▸ **Try it**
Every line holding the string "icon" is to be copied from the entries below.
※ ※ ※
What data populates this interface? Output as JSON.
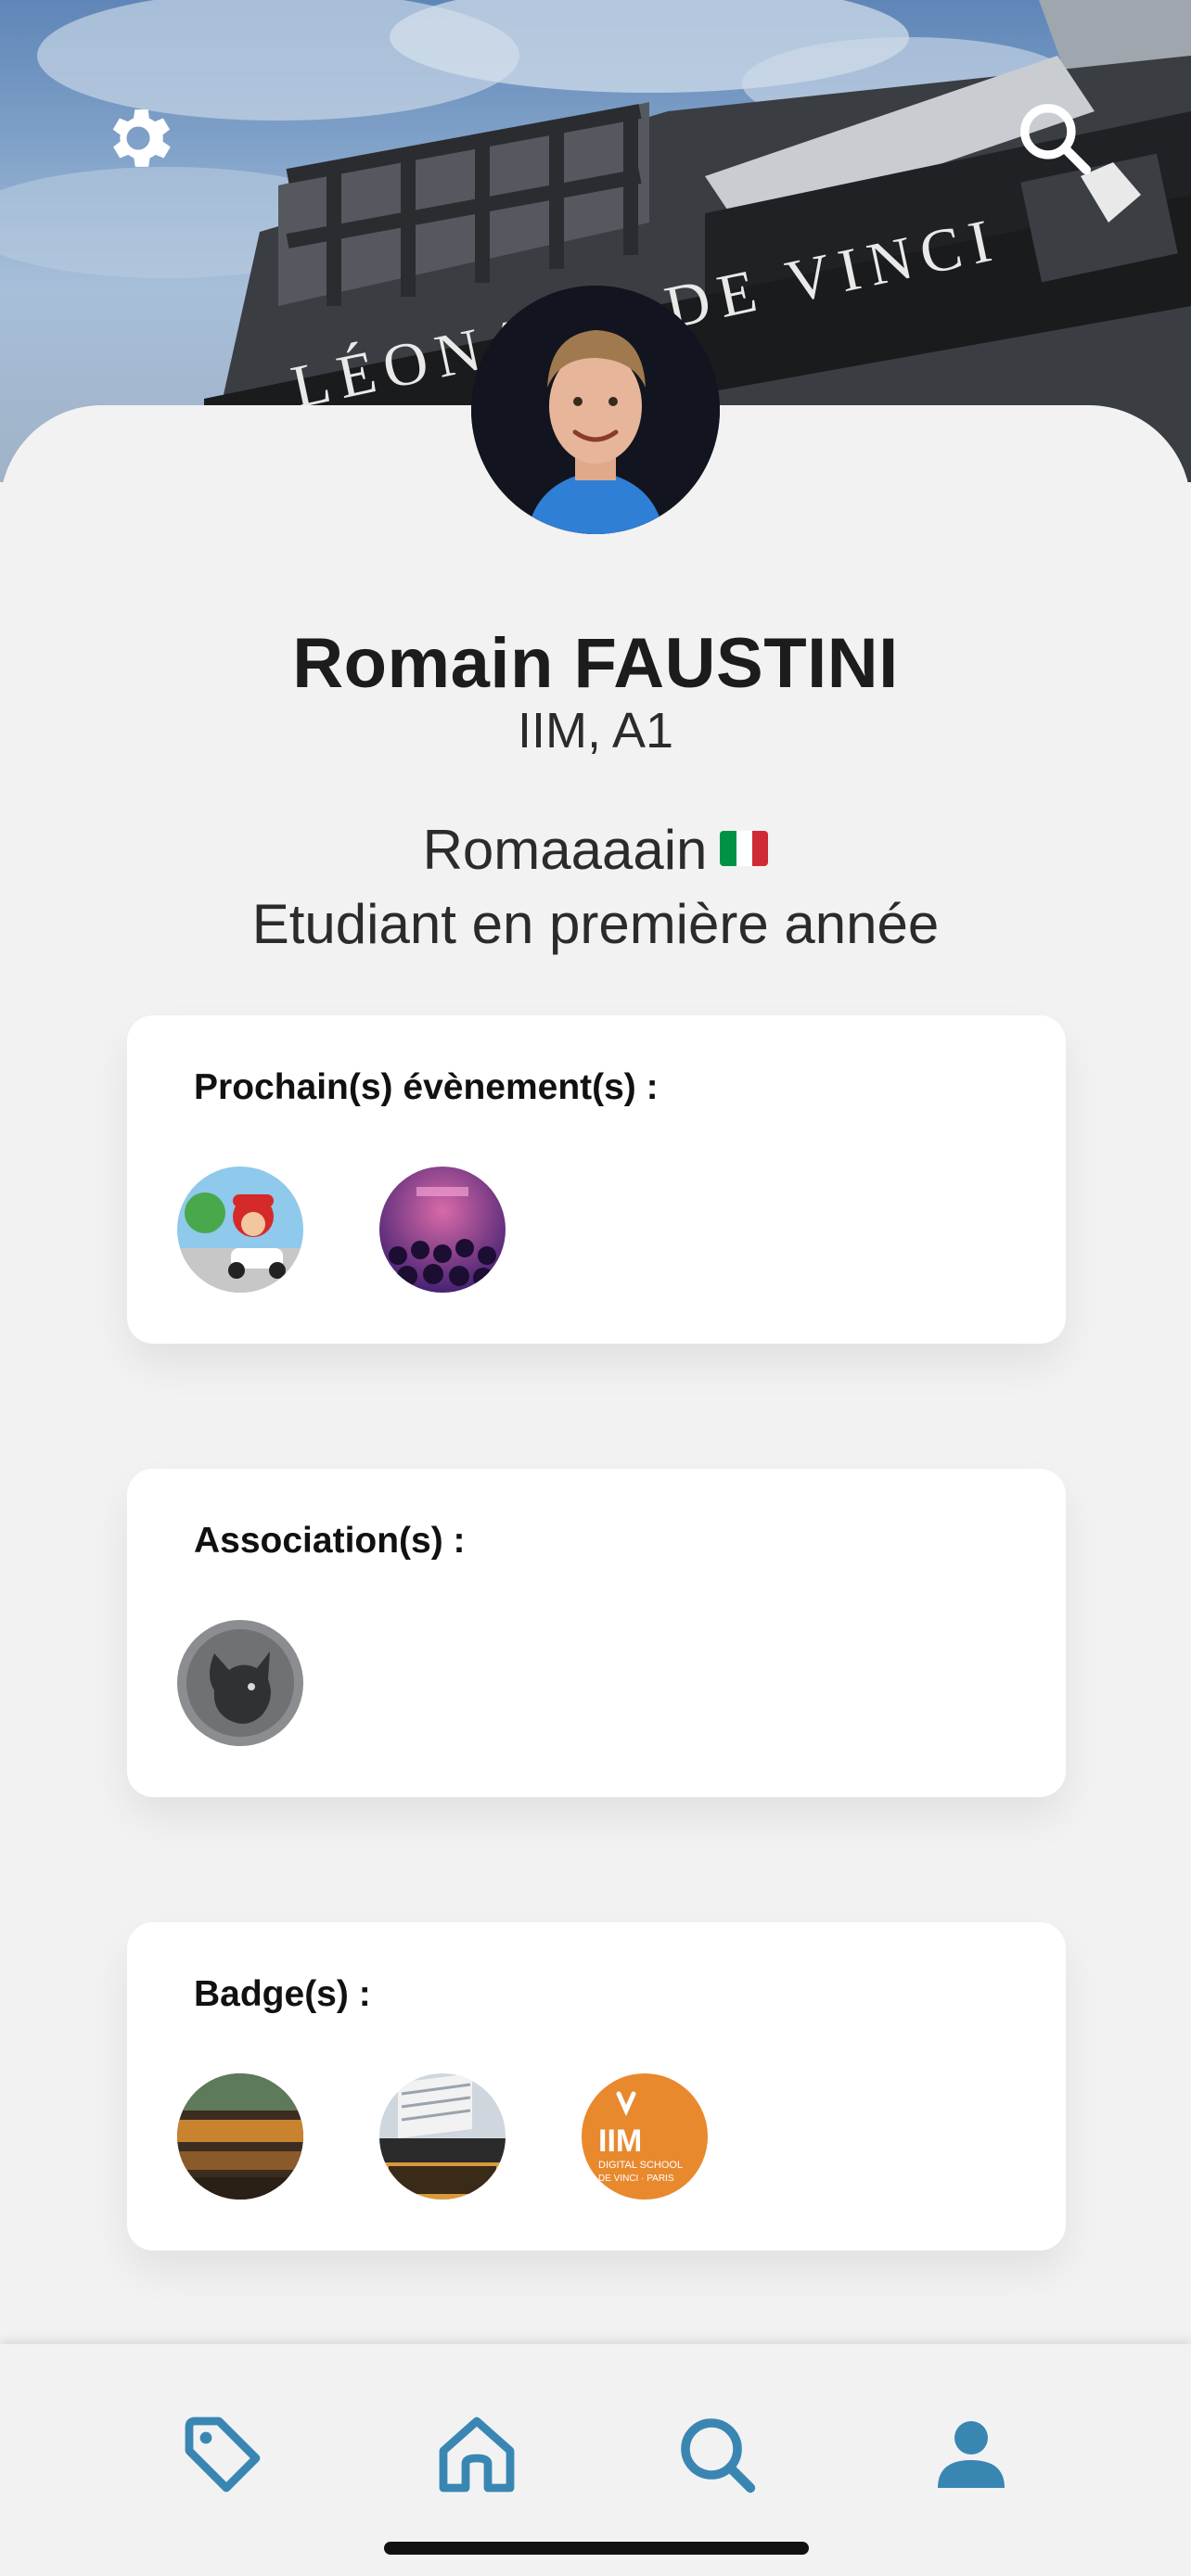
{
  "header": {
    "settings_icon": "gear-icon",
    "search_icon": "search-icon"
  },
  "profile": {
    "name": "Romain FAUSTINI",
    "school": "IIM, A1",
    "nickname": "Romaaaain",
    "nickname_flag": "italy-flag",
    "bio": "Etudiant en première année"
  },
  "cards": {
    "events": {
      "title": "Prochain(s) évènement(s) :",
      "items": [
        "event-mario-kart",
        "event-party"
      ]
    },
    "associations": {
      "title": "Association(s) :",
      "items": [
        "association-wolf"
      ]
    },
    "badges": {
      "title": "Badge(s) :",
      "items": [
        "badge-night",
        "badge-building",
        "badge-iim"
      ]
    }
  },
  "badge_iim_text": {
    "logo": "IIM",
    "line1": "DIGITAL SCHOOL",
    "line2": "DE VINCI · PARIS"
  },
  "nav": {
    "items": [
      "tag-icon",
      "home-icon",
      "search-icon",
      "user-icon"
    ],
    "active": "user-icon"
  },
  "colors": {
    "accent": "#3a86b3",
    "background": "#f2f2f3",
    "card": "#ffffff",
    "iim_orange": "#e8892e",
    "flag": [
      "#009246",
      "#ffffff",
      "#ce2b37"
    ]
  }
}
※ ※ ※
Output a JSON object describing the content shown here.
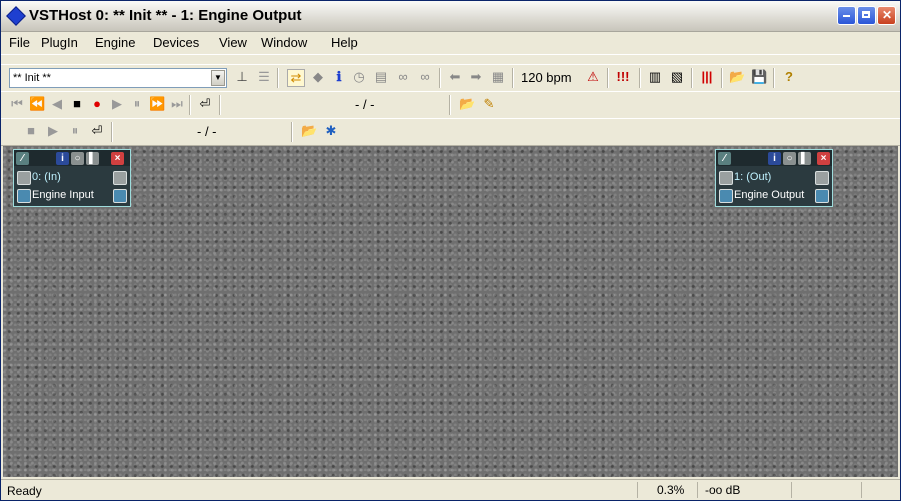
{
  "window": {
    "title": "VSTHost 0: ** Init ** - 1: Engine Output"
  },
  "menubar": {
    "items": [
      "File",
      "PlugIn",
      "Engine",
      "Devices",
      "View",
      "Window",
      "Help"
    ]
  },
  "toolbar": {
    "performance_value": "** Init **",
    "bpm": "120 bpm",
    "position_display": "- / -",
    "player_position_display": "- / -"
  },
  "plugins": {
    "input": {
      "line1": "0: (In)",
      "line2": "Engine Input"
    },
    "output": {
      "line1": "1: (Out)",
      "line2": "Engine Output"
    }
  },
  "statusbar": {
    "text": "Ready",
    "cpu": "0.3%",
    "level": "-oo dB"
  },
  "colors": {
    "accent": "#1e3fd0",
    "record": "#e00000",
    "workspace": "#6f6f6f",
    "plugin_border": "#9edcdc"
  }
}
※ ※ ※
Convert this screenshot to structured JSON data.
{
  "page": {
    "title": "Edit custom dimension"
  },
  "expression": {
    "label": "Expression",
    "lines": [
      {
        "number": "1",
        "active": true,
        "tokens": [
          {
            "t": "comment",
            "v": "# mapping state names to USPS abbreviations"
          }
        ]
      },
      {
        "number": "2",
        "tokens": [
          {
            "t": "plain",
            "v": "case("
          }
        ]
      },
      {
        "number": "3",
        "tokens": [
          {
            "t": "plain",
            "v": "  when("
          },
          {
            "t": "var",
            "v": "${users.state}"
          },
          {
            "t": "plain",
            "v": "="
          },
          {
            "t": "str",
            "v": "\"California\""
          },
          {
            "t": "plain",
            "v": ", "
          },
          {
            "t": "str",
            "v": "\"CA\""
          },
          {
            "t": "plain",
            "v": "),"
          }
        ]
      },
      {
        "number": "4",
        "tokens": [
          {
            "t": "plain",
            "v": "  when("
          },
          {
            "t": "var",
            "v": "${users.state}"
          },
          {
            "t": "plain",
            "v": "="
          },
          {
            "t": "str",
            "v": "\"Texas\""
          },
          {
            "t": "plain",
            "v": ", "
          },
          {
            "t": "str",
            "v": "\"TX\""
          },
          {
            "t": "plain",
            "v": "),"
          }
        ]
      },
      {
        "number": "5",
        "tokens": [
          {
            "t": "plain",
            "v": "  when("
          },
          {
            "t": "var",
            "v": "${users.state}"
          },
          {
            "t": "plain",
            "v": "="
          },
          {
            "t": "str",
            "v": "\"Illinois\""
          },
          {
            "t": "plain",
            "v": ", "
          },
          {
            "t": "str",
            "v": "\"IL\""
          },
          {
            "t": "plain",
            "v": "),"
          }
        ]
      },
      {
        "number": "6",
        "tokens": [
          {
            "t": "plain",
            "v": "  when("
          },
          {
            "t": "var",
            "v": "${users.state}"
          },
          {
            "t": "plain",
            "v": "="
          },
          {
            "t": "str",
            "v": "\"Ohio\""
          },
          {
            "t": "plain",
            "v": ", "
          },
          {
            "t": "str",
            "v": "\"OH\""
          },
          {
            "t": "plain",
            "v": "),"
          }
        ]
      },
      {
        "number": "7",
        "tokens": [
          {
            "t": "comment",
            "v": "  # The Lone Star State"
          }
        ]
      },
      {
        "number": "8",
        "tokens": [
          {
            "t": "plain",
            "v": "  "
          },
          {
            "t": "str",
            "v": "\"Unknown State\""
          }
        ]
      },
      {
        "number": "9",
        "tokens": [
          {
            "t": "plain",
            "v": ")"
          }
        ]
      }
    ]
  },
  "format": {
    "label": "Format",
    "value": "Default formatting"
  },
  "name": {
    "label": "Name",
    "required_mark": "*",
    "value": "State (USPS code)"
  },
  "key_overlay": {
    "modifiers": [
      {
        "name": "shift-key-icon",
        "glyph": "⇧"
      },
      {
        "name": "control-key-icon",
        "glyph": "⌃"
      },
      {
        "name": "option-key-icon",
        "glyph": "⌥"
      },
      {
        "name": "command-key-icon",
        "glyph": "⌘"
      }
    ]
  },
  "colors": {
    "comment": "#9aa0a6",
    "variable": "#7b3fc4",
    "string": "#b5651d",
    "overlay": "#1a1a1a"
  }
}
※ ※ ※
▸ **Output for this exercise**
    "settings_icon": "gear-icon",
    "search_icon": "search-icon"
      "tag-icon",
      "home-icon",
      "search-icon",
      "user-icon"
    "active": "user-icon"
        "name": "shift-key-icon",
        "name": "control-key-icon",
        "name": "option-key-icon",
        "name": "command-key-icon",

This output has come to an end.